TEL AVIV // Israel's predominantly right-wing, pro-settler government decided to increase funding and social benefits to dozens of Jewish settlements in the occupied West Bank yesterday in an apparent bid to mollify their resistance to a partial construction freeze.
The cabinet of Benjamin Netanyahu, the prime minister, voted 21-5 to add the settlements to a national programme that would entitle them to more state funding in such areas as transportation, infrastructure, health care or employment. Some Israeli commentators said the move contradicted the government's decision last month to suspend the granting of new building permits for Jewish settlements in the West Bank for the next 10 months, a step it took following months of pressure from the United States.
Michael Warschawski, the founder of the Jerusalem-based Alternative Information Centre, a joint Israeli-Palestinian political advocacy group, said: "This decision is a political statement directed at Washington. Netanyahu is making clear that he has no intention of freezing anything in the settlements. This confirms that Netanyahu is extremely provocative, and bordering on rudeness, concerning the Obama administration's demands on the settlements."
The addition of settlements to the national programme angered many in the centre and left of Israeli politics yesterday. All five ministers of the Labor Party, the only centrist member of Mr Netanyahu's coalition, voted against the plan, protesting that it included isolated Jewish communities that were not part of the major settlement blocs Israel plans to keep under any peace deal with the Palestinians.
Isaac Herzog, the minister of welfare and social services who is a member of Labor, said after the vote: "There is no use - in approving preferential treatment to communities that won't be part of a final settlement between us and the Palestinians." Chaim Oron, head of the left-wing Meretz Party, which is in the opposition, warned that the scheme would further delay prospects for a resumption of stalled peace negotiations. He said: "The government's decision shows that a renewal of the peace process is not a national priority and that Netanyahu and his colleagues are moving towards a confrontation with the American administration and the international community."
The plan approved by Israel would include about 100,000 settlers in a national programme that would grant a total of about two million Israelis so-called preferential treatment in areas such as schools, job opportunities and health care. Israeli media estimated that the programme would invest about 1,000 Israeli shekels (Dh970) on average per person. A spokesman for Mr Netanyahu, however, insisted that there was "no contradiction" between the additional funds for the settlers and the temporary construction curbs, and added that none of the settlers' benefits would be in housing.
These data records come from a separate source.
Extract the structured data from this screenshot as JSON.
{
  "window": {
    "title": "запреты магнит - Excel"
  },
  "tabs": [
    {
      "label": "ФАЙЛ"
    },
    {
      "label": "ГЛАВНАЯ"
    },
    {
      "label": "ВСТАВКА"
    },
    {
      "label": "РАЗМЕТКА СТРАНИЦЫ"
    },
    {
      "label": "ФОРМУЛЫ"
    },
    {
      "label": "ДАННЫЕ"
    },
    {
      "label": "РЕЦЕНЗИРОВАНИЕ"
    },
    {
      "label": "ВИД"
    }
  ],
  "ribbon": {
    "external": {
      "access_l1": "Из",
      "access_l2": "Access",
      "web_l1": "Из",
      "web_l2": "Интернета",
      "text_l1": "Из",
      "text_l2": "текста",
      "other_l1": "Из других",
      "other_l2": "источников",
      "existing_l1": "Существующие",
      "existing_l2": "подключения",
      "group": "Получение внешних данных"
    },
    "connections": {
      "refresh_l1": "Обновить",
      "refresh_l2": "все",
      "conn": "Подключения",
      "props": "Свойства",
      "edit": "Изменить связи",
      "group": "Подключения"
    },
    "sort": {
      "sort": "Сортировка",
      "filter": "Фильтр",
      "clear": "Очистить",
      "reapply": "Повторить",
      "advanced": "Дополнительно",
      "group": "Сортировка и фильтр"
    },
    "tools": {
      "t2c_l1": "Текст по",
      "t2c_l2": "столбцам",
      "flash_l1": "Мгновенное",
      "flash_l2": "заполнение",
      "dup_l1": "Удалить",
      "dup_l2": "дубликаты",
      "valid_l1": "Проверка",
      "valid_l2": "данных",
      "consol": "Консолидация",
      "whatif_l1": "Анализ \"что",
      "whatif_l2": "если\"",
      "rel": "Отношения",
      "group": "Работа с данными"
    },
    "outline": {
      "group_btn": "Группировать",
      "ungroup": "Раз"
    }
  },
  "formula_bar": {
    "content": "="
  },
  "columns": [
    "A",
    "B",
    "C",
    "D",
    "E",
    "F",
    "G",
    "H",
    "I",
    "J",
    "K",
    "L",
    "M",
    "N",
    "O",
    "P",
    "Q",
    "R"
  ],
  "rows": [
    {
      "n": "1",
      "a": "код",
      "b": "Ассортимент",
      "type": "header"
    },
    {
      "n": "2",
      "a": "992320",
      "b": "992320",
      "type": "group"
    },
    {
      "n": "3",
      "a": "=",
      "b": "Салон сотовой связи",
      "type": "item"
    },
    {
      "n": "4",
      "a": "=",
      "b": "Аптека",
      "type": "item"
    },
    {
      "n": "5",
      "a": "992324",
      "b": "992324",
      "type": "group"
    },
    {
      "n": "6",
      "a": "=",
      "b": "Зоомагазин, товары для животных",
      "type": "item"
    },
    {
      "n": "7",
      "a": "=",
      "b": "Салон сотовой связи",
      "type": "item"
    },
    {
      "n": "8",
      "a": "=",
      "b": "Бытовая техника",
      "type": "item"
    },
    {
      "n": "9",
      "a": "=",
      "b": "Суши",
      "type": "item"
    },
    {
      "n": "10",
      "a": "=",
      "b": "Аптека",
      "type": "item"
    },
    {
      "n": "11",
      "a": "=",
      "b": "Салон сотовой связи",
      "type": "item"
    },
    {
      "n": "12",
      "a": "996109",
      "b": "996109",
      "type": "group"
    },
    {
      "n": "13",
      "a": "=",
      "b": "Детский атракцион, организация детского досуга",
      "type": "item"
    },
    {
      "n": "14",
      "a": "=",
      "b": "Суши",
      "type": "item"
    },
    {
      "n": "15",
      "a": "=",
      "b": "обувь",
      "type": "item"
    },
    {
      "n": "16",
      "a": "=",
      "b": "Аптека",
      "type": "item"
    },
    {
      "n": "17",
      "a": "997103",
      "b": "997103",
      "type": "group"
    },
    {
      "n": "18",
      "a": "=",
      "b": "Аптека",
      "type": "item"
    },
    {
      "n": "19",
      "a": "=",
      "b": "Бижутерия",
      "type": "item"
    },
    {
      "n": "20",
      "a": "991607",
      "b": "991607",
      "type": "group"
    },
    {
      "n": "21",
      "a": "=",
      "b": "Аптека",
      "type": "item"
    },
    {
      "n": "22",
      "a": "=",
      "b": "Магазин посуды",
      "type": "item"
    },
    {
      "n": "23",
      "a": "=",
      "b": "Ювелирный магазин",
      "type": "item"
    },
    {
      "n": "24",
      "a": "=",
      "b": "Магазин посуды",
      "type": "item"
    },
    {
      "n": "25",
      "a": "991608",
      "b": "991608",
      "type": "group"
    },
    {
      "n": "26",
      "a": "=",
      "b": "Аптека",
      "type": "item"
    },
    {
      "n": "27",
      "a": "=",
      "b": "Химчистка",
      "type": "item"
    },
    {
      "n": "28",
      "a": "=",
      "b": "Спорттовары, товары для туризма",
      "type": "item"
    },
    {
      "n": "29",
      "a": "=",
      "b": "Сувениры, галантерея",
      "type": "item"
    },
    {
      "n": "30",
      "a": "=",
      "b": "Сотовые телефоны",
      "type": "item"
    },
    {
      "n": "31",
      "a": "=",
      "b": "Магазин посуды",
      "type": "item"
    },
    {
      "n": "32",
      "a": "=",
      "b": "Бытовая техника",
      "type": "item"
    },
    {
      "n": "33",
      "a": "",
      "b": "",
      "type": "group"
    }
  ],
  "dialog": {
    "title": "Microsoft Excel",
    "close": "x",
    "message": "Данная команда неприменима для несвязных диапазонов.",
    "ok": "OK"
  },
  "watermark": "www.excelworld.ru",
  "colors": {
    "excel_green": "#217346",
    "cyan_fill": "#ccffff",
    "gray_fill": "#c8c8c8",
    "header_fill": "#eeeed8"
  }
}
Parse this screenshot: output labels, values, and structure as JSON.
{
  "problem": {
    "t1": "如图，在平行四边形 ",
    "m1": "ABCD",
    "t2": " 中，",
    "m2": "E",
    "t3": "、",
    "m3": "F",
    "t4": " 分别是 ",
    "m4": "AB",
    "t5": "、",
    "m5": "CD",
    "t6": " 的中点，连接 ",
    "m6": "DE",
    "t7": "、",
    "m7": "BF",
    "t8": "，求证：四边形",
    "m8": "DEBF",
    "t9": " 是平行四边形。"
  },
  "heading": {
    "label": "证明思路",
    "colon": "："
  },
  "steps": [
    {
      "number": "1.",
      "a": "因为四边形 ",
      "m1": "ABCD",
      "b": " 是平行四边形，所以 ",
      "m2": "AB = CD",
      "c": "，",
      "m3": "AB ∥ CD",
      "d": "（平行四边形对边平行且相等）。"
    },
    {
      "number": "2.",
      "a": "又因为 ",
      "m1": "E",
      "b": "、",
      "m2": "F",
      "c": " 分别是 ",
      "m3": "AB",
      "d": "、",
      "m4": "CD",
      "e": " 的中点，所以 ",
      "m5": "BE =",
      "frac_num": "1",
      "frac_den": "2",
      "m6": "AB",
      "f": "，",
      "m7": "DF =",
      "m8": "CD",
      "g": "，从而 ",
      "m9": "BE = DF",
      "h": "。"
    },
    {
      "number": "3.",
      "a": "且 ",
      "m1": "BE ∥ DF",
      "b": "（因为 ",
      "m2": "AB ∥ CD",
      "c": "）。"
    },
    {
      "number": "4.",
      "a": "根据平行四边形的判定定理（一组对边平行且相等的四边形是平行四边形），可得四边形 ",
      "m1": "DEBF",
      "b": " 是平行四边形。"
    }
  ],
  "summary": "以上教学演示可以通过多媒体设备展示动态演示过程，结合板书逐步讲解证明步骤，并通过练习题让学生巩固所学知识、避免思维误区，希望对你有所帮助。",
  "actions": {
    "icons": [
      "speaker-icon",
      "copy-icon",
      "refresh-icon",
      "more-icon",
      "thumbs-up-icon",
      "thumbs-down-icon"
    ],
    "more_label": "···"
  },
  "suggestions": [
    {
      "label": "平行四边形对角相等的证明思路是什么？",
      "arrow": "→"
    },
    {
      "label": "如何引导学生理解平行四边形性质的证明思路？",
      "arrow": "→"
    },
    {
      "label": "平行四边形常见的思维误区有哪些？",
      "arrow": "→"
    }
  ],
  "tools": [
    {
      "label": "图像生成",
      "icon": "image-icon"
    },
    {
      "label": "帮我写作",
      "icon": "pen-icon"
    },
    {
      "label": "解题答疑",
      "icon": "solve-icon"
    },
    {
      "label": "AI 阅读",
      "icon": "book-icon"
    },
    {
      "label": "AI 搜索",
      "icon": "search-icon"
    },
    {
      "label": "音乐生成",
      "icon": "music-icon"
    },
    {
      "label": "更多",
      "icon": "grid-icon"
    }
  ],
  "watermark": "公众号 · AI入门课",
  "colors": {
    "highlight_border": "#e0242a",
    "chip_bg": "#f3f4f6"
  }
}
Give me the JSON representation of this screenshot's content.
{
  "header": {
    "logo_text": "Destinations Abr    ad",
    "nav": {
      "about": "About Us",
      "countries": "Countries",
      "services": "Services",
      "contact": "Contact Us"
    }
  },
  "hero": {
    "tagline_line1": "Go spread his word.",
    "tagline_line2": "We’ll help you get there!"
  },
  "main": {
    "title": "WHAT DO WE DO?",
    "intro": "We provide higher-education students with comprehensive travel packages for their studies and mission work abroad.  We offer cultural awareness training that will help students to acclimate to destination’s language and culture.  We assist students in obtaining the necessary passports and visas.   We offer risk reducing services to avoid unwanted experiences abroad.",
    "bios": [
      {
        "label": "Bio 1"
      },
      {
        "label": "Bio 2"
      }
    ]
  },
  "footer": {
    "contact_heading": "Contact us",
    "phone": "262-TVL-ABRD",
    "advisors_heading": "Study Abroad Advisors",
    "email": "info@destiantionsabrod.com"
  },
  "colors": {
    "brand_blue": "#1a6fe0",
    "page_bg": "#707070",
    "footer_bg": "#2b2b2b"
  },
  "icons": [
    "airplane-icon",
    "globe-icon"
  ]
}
Some Israeli analysts accused Mr Netanyahu of caving in to settler demands and looking out for his own political survival by pushing for his cabinet to give the plan the green light. Nehemiya Shtrasler, a prominent commentator for Haaretz, a liberal Israeli newspaper that has typically supported Mr Netanyahu's economic-related policies, wrote that the state programme should be composed of areas far away from Israel's commercial centre that are fighting high unemployment instead of including many settlements that are less than an hour away from the central city of Tel Aviv.
Shtrasler added: "The wink to the settlers and the surrender to narrow political interests is a bad mistake from the socioeconomic perspective. This is a difficult blow to the residents of the real peripheral areas." Indeed, Peace Now, an Israeli anti-settlement group, last week estimated that the settlements have higher income and education levels, and a lower jobless rate, than the average Israeli community. Benefits given to so-called preferred areas include tax breaks for business, funds for technological incubators, financial aid for agriculture and housing loans.
Yuval Steinitz, Israel's finance min ister and a member of Mr Netanyahu's right-wing Likud Party, was quoted on Israeli radio as saying the addition of settlements to the programme showed them that despite the partial freeze, Israel "also supports and reinforces" them. Settlers have increasingly stepped up opposition to the government's partial construction freeze, embarking on mass protests near Mr Netanyahu's Jerusalem residence and blocking inspectors from enforcing the suspension. Some of the more hardline settlers were blamed last weekend for vandalising a mosque in a Palestinian village in the northern West Bank, burning prayer carpets and holy books and spraying hate messages in Hebrew.
The mosque torching has prompted concerns among Israeli defence officials of possible reprisals. Yesterday, militants from the Gaza Strip, ruled by Hamas, fired two rockets at Israel in the latest violation of a moratorium on attacks that was announced by Gaza factions last month. Furthermore, the Israeli military said that a Jewish settler woman was slightly to moderately wounded after being stabbed on a roadside by a Palestinian in the West Bank late on Saturday.